__ASSIGNMENT__
Reproduce all of the data exactly.

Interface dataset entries
^^^^

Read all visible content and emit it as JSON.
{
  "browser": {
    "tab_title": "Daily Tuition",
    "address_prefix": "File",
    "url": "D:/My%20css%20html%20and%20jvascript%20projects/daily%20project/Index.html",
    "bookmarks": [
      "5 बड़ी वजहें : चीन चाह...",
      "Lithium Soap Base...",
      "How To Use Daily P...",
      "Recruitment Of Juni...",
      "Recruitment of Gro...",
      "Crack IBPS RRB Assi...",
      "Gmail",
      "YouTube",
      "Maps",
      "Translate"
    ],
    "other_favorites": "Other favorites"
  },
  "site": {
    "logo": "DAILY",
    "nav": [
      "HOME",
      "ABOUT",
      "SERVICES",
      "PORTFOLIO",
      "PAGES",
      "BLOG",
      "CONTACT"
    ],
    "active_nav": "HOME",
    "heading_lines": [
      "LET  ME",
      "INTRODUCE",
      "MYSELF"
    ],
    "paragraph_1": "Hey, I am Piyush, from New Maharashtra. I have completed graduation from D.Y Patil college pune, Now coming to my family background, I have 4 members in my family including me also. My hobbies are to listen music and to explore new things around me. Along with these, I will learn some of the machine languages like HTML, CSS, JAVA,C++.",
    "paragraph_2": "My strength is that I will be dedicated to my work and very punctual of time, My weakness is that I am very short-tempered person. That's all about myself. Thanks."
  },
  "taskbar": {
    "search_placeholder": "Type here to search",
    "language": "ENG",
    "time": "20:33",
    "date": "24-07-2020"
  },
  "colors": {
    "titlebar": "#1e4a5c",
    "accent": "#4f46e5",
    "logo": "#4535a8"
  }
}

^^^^

__RESULT OF THIS TASK__
Read all visible content and emit it as JSON.
{
  "browser": {
    "tab_title": "Daily Tuition",
    "address_prefix": "File",
    "url": "D:/My%20css%20html%20and%20jvascript%20projects/daily%20project/Index.html",
    "bookmarks": [
      "5 बड़ी वजहें : चीन चाह...",
      "Lithium Soap Base...",
      "How To Use Daily P...",
      "Recruitment Of Juni...",
      "Recruitment of Gro...",
      "Crack IBPS RRB Assi...",
      "Gmail",
      "YouTube",
      "Maps",
      "Translate"
    ],
    "other_favorites": "Other favorites"
  },
  "site": {
    "logo": "DAILY",
    "nav": [
      "HOME",
      "ABOUT",
      "SERVICES",
      "PORTFOLIO",
      "PAGES",
      "BLOG",
      "CONTACT"
    ],
    "active_nav": "HOME",
    "heading_lines": [
      "LET  ME",
      "INTRODUCE",
      "MYSELF"
    ],
    "paragraph_1": "Hey, I am Piyush, from New Maharashtra. I have completed graduation from D.Y Patil college pune, Now coming to my family background, I have 4 members in my family including me also. My hobbies are to listen music and to explore new things around me. Along with these, I will learn some of the machine languages like HTML, CSS, JAVA,C++.",
    "paragraph_2": "My strength is that I will be dedicated to my work and very punctual of time, My weakness is that I am very short-tempered person. That's all about myself. Thanks."
  },
  "taskbar": {
    "search_placeholder": "Type here to search",
    "language": "ENG",
    "time": "20:33",
    "date": "24-07-2020"
  },
  "colors": {
    "titlebar": "#1e4a5c",
    "accent": "#4f46e5",
    "logo": "#4535a8"
  }
}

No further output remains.